Segment Start: SOURCE MATERIAL
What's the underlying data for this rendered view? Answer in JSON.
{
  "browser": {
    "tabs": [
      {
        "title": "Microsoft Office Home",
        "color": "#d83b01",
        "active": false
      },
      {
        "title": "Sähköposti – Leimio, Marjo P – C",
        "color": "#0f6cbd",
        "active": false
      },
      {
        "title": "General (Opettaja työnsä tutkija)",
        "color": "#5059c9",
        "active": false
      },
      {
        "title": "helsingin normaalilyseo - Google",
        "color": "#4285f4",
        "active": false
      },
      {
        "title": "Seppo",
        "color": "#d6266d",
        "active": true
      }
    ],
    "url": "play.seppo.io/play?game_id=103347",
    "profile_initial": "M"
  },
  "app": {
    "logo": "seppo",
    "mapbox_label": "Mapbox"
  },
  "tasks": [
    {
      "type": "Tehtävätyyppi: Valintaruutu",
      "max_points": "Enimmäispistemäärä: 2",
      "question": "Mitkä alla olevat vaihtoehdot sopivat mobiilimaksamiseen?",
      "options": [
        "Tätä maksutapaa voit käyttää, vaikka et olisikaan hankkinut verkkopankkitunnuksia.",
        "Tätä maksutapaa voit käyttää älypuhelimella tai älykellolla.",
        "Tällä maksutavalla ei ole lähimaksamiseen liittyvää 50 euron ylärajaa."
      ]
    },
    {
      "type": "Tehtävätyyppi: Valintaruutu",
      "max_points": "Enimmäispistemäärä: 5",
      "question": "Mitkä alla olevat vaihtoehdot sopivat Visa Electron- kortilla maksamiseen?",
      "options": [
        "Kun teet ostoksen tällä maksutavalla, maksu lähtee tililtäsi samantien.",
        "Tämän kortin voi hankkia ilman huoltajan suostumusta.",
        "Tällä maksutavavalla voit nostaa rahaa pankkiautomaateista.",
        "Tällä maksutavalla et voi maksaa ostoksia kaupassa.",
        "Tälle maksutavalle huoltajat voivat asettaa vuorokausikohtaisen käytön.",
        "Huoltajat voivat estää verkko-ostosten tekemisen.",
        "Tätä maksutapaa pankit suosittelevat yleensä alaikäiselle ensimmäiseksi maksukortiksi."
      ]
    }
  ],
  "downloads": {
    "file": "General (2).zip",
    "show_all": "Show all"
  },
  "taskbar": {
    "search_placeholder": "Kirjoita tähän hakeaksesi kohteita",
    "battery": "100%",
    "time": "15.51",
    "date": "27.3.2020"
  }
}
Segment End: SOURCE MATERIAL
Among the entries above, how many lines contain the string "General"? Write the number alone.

RESPONSE BOX: 2